During his opening statement, Congressman Danny K. Davis (D-IL), the Chairman of the Worker and Family Support Subcommittee on the House Ways and Means Committee made it clear why child care and paid leave are essential to our economic recovery: “The pandemic made crystal clear that the current patch-work system leaves most of us out and harms our economy by removing millions of workers from the labor force and hundreds of millions in earnings. We have reached a crossroads, as we rebuild our economy, we must decide whether to advance an economy that works for all types of families or to continue an economy that makes it impossible for most workers to make a decent wage while also caring for their families.”

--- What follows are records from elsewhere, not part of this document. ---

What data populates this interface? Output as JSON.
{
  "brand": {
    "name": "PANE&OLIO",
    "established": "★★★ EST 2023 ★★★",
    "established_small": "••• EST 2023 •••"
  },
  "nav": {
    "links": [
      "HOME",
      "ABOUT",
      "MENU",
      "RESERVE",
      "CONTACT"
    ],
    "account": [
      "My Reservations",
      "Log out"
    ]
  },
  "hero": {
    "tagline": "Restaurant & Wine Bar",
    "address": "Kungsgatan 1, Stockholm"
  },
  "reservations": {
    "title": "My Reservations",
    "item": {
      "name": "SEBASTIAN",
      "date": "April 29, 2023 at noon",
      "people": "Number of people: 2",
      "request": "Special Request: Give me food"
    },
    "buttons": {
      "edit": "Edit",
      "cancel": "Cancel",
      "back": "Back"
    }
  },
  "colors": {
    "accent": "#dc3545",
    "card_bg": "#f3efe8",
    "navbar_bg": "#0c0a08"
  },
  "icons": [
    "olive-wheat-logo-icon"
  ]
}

Subcommittee Ranking Member Jackie Walorski (R-IN) opened her remarks with a commitment to bipartisanship, stating, “Republicans are ready to work with Democrats to find common ground on an issue everyone can agree on: improving the lives for working families. Both sides agree we need policies that improve access to both child care and paid leave benefits. We all know, working families face many obstacles when balancing the demands of work with their needs at home.”
Congresswoman Katherine Clark (D-MA), a long-time child care and early learning champion on Capitol Hill, testified during the hearing about the impact of the pandemic on women in the workforce. During her testimony, Clark said, “[F]or too long, we have failed to invest in the infrastructure needed to allow women to participate, and thrive, in the economy. Right now, millions of Americans can’t find and afford quality care. In many states, the cost of child care is equivalent to a month’s rent or mortgage, senior care often eats up a family’s entire savings, and many families live in what’s designated as a child care desert. All of this adds up to working parents, and especially moms, being forced to leave their jobs to take on more responsibility at home… [A]s we come back from this crisis, we have an opportunity to not just recover, but to rebuild an America that values every child’s future, every parent’s opportunity, and every family’s quality of life.”
During his remarks, Congressman Brad Wenstrup (R-OH) said, “As a dad, I understand the importance of taking time off from work, being with your family. As a doctor, I understand the impact of family leave and child care can have on health outcomes for children… The topic of child care can and should be bipartisan. Let’s craft policies that look to provide paid leave and child care flexibilities to more families, and let’s do it in a bipartisan fashion. We want these policies to be robust, lasting, and effective. Together I think we can provide support to child care providers, as we did last year as Congress responded to the pandemic.”
Watch the hearing and read the testimony from the witnesses here.
Recently, there has been unprecedented attention – and action – on child care and early learning in our nation’s capital, with lawmakers on both sides of the aisle introducing legislation to improve access, quality, and affordability of child care and child care infrastructure. On the Ways and Means Committee in particular, Chairman Richard Neal (D-MA) recently introduced Building an Economy for Families Act, which would expand access to high-quality child care and early learning opportunities for working families who need it by increasing mandatory funding for the Child Care Entitlement to States program to $10 billion per year and making permanent the recent expansion of the Child and Dependent Care Tax Credit (CDCTC) and the Child Tax Credit (CTC) under the American Rescue Plan. On the Republican side, Ways and Means Ranking Member Kevin Brady (R-TX) and Congresswoman Jackie Walorski (R-IN) introduced the Protecting Worker Paychecks and Family Choice Act, which includes a number of paid leave and child care provisions and proposal, including amending the Employer-Provided Child Care Tax Credit and expanding the dependent care flexible spending accounts (FSAs).